Mashregh: The IRGC Intelligence Organization’s Website
Mashregh News is known as being an affiliate of the Revolutionary Guards’ Intelligence Organization (IRGC-IO) and is seen as its mouthpiece.
Raja: The Website Of Supporters Of Ahmadinejad And Raisi Relative
The website Raja News was founded by Ahmadinejad supporters, but it later supported the Front of Islamic Revolution Stability, often described as Iran’s most right-wing party. Meysam Nili, brother of Raisi’s son-in-law, serves as CEO of this website.
Jahan: Tehran Mayor’s Website
Jahan News is a website affiliated with Tehran Mayor Alireza Zakani, the deputy chairman of the Tehran City Council, Parviz Sarvari, and the Society of Path Seekers of the Islamic Revolution, a principalist political group. Besides Zakani and Sarvari, other political figures such as Faridodin Haddad, brother-in-law of Khamenei’s son Mojtaba, are members of this group.

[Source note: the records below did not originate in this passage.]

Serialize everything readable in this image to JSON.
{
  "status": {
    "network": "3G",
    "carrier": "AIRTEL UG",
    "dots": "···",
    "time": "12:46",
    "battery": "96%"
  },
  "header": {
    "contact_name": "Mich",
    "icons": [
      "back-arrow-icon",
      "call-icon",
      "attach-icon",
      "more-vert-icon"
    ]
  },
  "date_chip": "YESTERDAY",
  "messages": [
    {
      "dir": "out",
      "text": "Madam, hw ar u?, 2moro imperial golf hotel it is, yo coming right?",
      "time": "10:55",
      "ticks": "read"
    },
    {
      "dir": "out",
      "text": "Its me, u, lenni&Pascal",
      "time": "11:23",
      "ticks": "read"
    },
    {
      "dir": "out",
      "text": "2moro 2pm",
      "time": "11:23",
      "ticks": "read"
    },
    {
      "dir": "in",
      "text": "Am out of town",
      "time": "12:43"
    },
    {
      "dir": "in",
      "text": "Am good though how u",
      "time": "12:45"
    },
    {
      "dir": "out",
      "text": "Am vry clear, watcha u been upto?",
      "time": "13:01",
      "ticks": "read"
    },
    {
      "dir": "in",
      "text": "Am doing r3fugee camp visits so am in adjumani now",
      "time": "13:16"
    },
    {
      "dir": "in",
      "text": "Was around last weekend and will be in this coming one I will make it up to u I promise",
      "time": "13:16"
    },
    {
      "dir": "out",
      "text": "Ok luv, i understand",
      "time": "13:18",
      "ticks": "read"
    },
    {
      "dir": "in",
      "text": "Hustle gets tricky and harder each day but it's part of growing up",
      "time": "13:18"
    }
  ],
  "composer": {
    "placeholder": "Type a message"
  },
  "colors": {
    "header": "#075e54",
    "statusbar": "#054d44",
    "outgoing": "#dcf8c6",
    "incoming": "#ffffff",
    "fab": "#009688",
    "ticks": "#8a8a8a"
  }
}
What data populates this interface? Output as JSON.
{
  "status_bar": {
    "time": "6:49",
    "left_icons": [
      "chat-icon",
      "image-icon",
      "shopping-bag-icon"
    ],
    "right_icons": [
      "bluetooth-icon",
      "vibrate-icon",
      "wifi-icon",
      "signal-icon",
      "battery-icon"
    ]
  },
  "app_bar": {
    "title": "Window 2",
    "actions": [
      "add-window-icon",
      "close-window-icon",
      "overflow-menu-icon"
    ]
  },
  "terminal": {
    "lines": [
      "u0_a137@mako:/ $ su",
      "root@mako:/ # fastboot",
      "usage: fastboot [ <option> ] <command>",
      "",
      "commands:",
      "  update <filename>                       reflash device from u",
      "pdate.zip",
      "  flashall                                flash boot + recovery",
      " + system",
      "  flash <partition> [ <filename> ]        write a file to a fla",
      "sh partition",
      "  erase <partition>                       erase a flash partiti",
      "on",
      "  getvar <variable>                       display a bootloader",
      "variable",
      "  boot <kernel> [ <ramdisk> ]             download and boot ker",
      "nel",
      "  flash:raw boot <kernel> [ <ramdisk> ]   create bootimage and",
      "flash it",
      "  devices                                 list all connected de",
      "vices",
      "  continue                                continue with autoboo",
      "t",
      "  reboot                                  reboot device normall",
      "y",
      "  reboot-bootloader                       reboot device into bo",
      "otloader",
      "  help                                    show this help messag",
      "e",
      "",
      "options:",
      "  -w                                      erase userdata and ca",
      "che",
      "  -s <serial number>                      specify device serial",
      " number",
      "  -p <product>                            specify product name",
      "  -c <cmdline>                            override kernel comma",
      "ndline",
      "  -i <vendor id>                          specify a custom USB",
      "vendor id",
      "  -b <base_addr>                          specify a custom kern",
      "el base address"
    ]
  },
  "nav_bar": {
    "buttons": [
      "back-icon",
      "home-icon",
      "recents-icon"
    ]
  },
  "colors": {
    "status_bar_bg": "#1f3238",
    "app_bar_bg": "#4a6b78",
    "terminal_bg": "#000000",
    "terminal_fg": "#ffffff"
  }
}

Jam-e Jam: A Principalist Newspaper With A Moderate Face
The newspaper Jam-e Jam is affiliated with IRIB. Its first issue came out in 2000 and mostly covered social issues. At the time, it brought in a number of reformist figures to appear moderate to the public, but it has unabashedly become conservative and principalist.

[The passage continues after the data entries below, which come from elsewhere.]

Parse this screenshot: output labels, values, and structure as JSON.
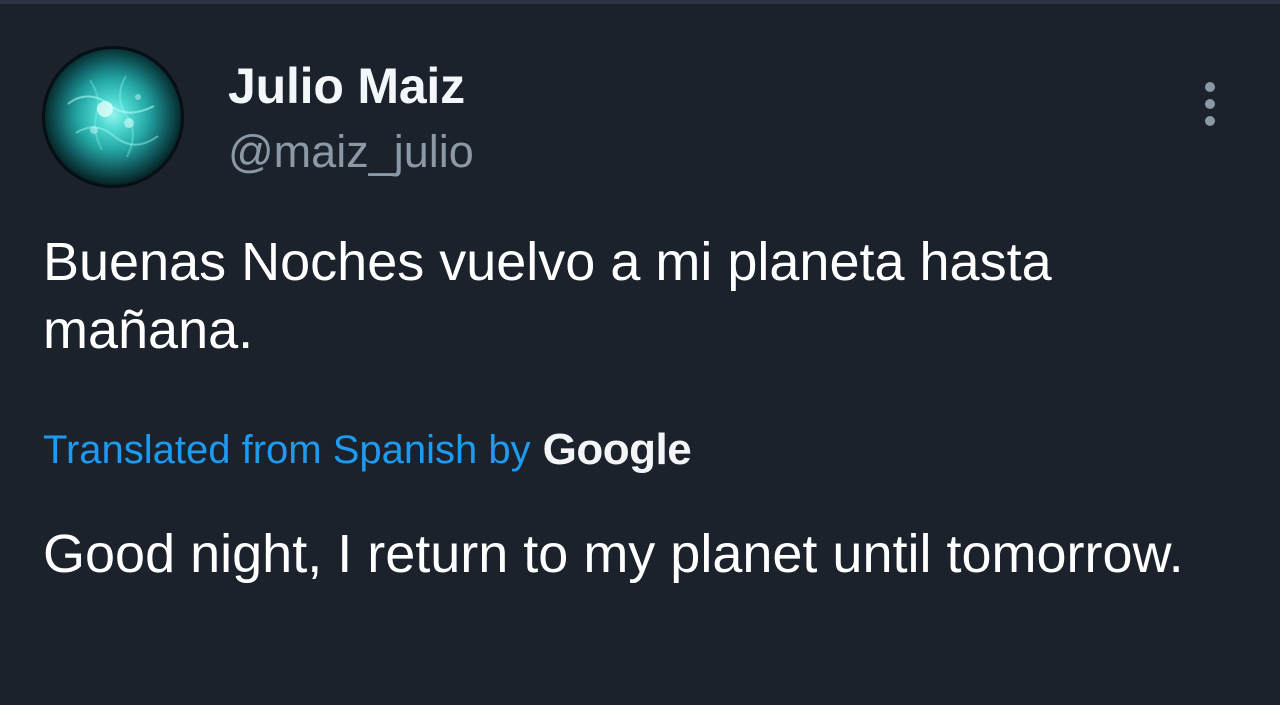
{
  "theme": {
    "background": "#1b222b",
    "text": "#ffffff",
    "secondary_text": "#8b98a5",
    "link": "#1d9bf0",
    "avatar_glow": "#1fd0c7"
  },
  "tweet": {
    "author": {
      "display_name": "Julio Maiz",
      "handle": "@maiz_julio",
      "avatar_icon": "teal-sun-avatar"
    },
    "more_icon": "vertical-ellipsis-icon",
    "original_text": "Buenas Noches vuelvo a mi planeta hasta mañana.",
    "translation": {
      "label": "Translated from Spanish by",
      "provider": "Google",
      "text": "Good night, I return to my planet until tomorrow."
    }
  }
}
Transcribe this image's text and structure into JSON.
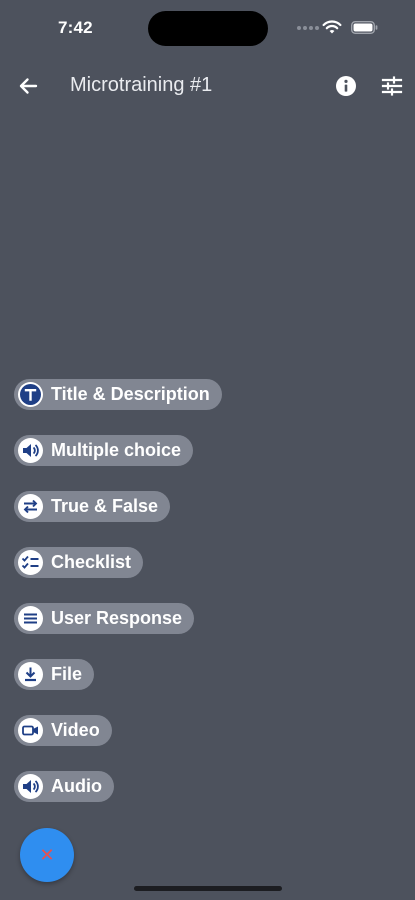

IRNA And Iran: Drop In Quality
The Islamic Republic News Agency (IRNA) and the newspaper Iran are both published by the Ministry of Culture and Islamic Guidance and, as a result, their orientations change with each administration. With Raisi now in power, the ruling establishment is more homogenized than ever, and their quality has dropped sharply.
Khorasan And Quds: Newspapers For Eastern Provinces

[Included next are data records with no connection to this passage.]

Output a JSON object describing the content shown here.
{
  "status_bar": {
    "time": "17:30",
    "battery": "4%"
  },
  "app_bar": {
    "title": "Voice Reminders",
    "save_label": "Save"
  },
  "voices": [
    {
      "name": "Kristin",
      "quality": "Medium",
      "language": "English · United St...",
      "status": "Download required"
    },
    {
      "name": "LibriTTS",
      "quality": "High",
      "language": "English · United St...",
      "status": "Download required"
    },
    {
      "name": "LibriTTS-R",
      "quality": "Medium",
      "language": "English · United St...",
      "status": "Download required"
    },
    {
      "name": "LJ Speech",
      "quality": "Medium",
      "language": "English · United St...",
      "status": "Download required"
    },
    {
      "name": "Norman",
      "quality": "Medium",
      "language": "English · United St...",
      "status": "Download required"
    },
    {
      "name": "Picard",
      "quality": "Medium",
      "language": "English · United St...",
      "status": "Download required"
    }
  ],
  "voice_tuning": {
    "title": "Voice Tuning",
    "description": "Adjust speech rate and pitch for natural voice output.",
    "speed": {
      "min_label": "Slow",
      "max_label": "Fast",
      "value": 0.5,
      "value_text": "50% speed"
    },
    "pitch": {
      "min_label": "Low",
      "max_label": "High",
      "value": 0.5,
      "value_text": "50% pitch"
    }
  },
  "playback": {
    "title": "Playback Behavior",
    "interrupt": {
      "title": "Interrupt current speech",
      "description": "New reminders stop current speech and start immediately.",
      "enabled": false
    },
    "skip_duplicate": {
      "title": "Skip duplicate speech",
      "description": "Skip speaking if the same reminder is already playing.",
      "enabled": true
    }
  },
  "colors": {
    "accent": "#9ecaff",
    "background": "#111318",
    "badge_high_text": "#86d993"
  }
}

The newspaper Quds is published by Astan Quds Razavi, an organization that manages the Imam Reza shrine in Mashhad and other institutions. The newspaper Khorasan is published by the Khorasan Institute, whose members of the board of directors are appointed by the supreme leader.
These papers are distributed across the country, but their main audience is in the provinces of Razavi Khorasan, North Khorasan and South Khorasan. Quds and Khorasan have a significant Afghan audience because the three provinces border Afghanistan.
Resalat: Traditional Principalists’ Newspaper
During the 1980s and 1990s, Resalat was the main newspaper of the so-called right-wing movement among the supporters of the Islamic Republic. With the marginalization of the right-wing and left-wing movements in recent years, Resalat is no longer taken very seriously on the political scene.
Hamshahri: Drop In Circulation
Hamshahri newspaper is published by the Tehran city government. In the 1990s it had the highest circulation in Iran because of the quality of its reporting on social issues and its advertisement pages. Its popularity dropped after Ahmadinejad and Mohammad Bagher Ghalibaf were elected as Tehran mayors.
Azad University’s Media Outlets
The Islamic Azad University has branches in many cities in Iran, as well as its own media outlets such as the Azad News Agency (ANA) and Iranian Student Correspondent Association (ISCA).
In 2009, Azad University launched the newspaper Farhikhtegan, which supported reformist presidential candidate Mir Hossein Mousavi. However, after the dismissal of the university’s president Abdollah Jassbi in 2012, its media outlets eventually fell under the control of Khamenei supporters.